This review was written for Horace’s Nintendo Switch release.
Horace is a story about a friendly robot on a quest to clean one million things. Except it’s not that simple. It’s never that simple. This is a glorious melting pot of beautiful artwork, clever references, and inimitably British humour all tied together by some rather hardcore platforming levels.
It was released in 2019, making its way to Switch in October last year, thus further confirming the handheld/home console hybrid’s true nature as an amazing portable indie game machine. And Horace is amazing – it is! The story is beautifully told, the gameplay is tight, and it has a heart of gold. It’s hard not to cheer for our gentle tin man as he jumps, dashes and… randomly inflates himself across the world. He’s a nice bloke, despite the overwhelming sense that most of the people around him just want to take advantage. There’s a lot of dark undertones to Horace, but they’re never lingered upon for long enough to subtract from the whimsical face it presents..
I was in love with Horace within moments. The mix of pixel art, chiptuned classical music and heartwarming, offbeat storytelling was speaking my language. It’s a slow start – the fundamentals of movement, layering new techniques in one at a time, getting you slowly acquainted with the Meat Boy-esque “Die all the time, revive very quickly” mechanics. The pacing is excellent, presenting you with new upgrades just as you think you might have a proper handle on the game’s flow, constantly disrupting and rejigging the game’s complexity. Probably the most significant and impactful change is the very first one, though – a pair of shoes that let Horace walk on walls and ceilings.
The levels – and eventually the ingenious bossfights – revolve around this. It takes a little while to wrap your head around, but when it eventually clicks, the sense of momentum is extraordinary. Enemy in the way? Just jump onto the goddamn ceiling and scoot the hell away. It’s essentially like giving the player the power to rotate the levels at will, and it’s used to maximum effect. Without spoiling anything, it gets mixed up with the other powers beautifully, often presenting the player with surprising challenges that look obscure at first but become incredibly simple in theory once you’ve got the gist of it.
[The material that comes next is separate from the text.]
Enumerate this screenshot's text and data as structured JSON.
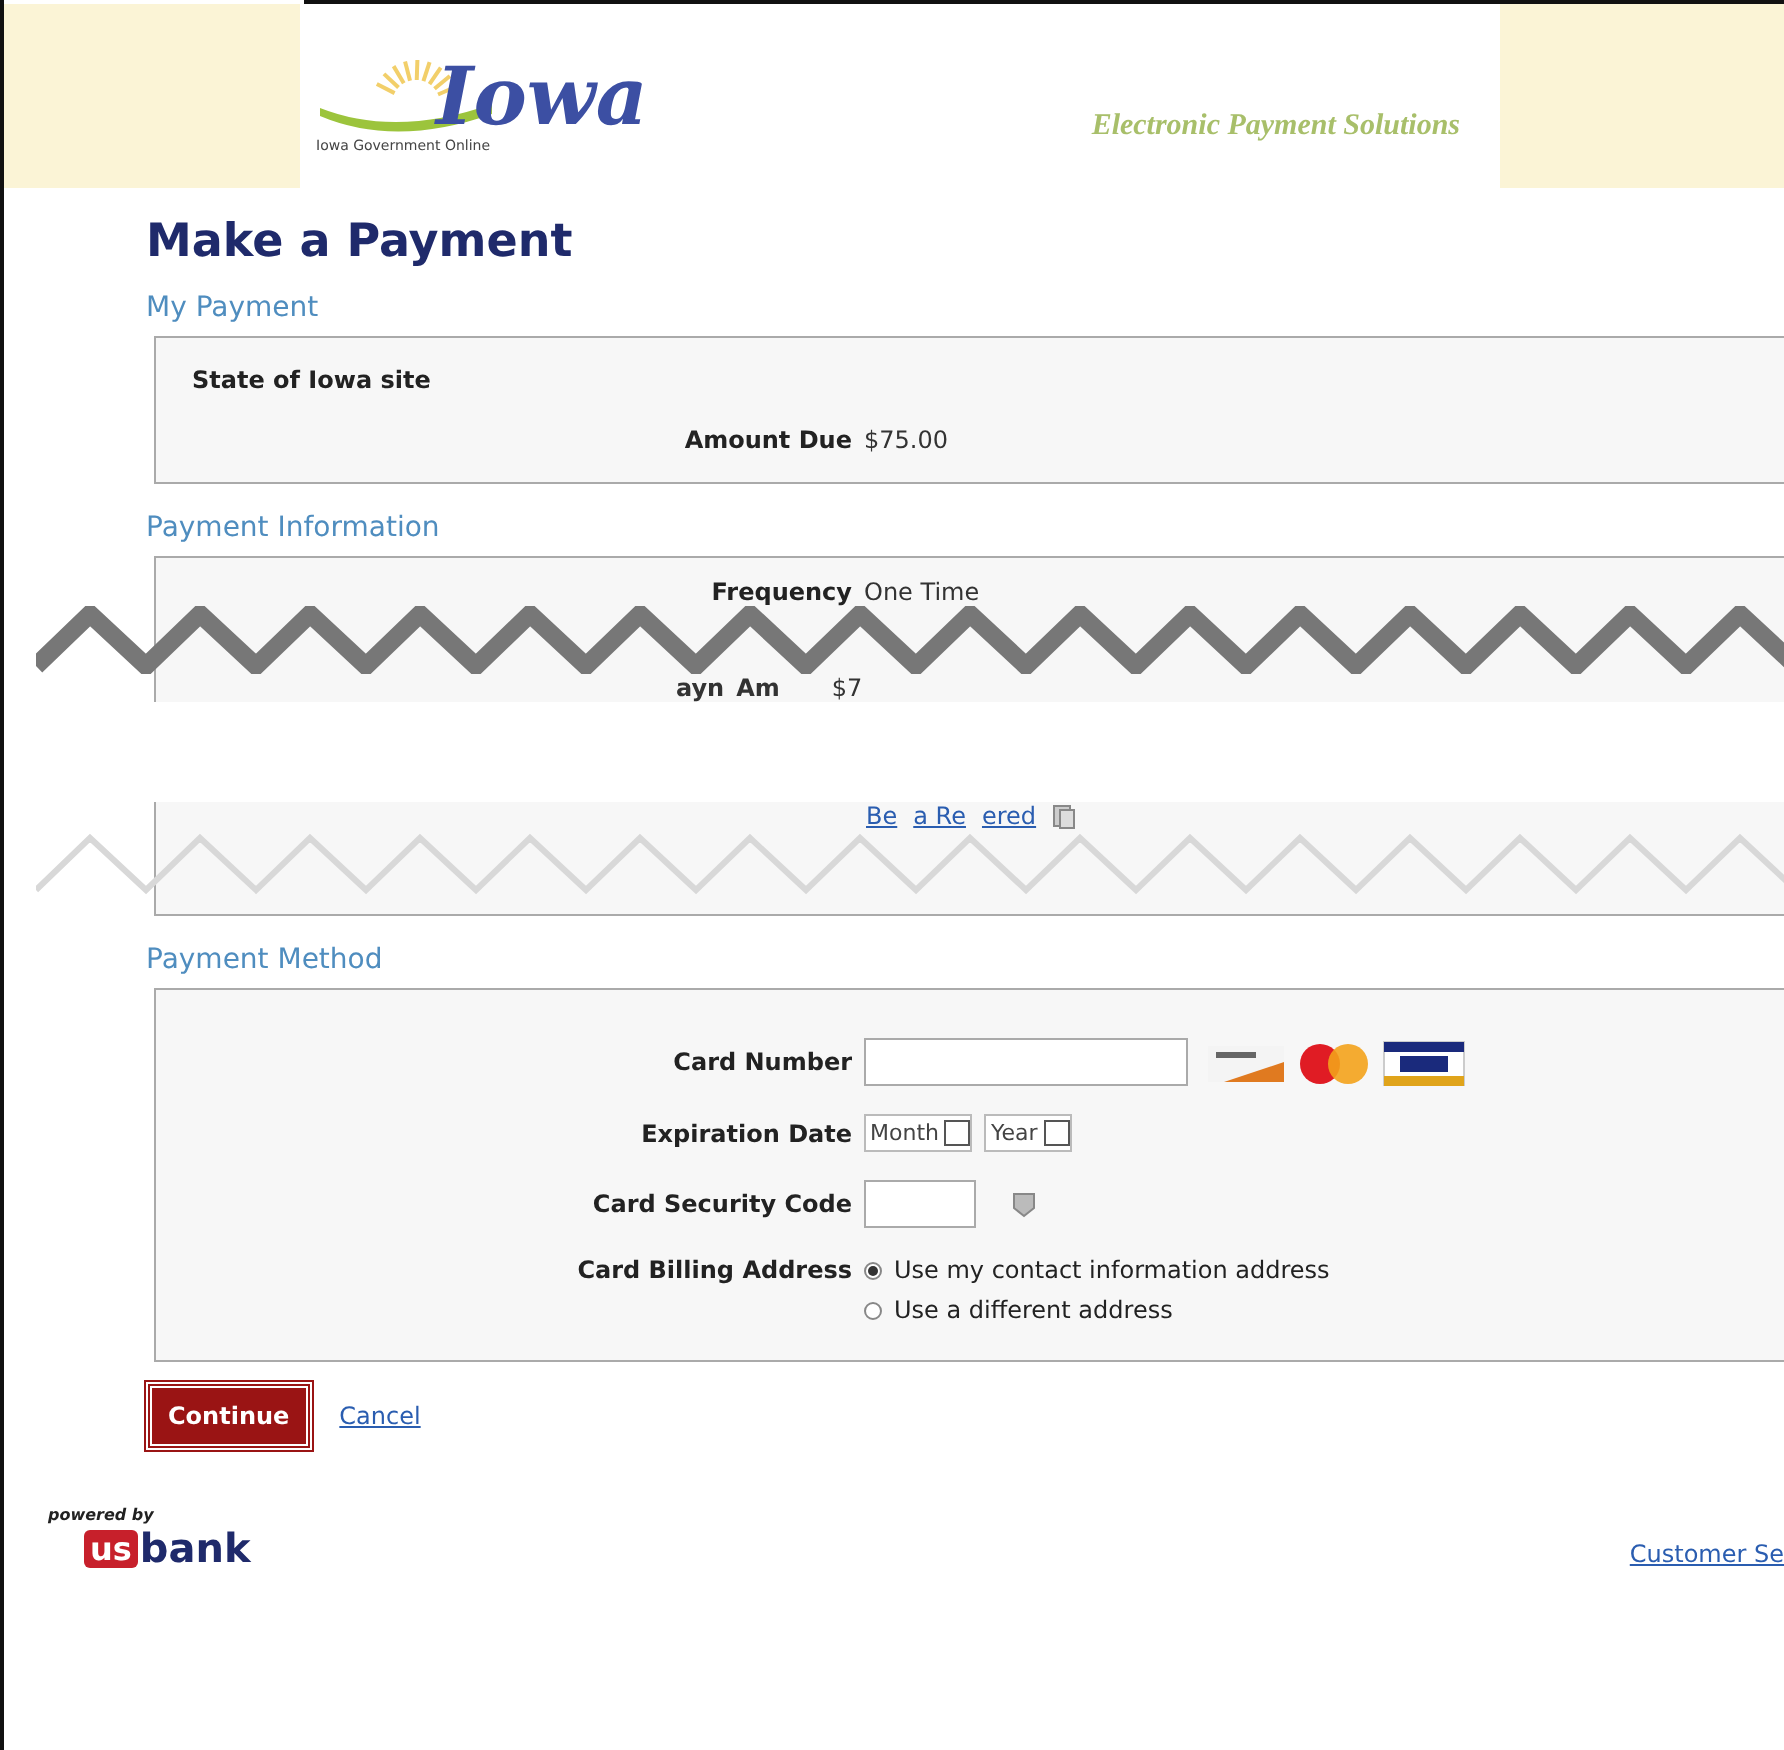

Simple in theory. That’s the important part. Because for all the work Horace’s wit and charm does to delude you, to make you think that this game is your friend and it wants nothing more to elicit a good chuckle, it does eventually decide that you can go fuck yourself. It’s a tricky game – the instant revive does a lot to alleviate frustrations while you figure things out but as you progress the difficulty just slowly upticks to the point where I was no longer enjoying the challenge. The sometimes disorienting designs of the maps don’t help matters either – I spent about twenty minutes perfecting one section only to realise I was doing it in the wrong direction all along.
Fail enough times and the game condescendingly gives you a shield, and I accepted it every time with the energy of a man choosing methadone over heroin. I’m not sure it’s really a criticism. I’m sure many of the people reading this would be able to walk through Horace’s later challenges without breaking a sweat, and I think to an extent I was just feeling like that adorable robotic little bastard had led me on. “Yes, come here, laugh at the vintage British humour, enjoy my zany powers” He chirped, before grabbing the back of my face and ramming my face into an industrial cheesegrater repeatedly.
My possible trauma aside, Horace is a really great platforming experience. It pushes the boundaries of what we know the genre can do in terms of gameplay and storytelling, and even if you’re a bit of an incompetent fat-finger like me, you should definitely give it a go. You might not be able to finish it, but you’ll be enchanted by what you see.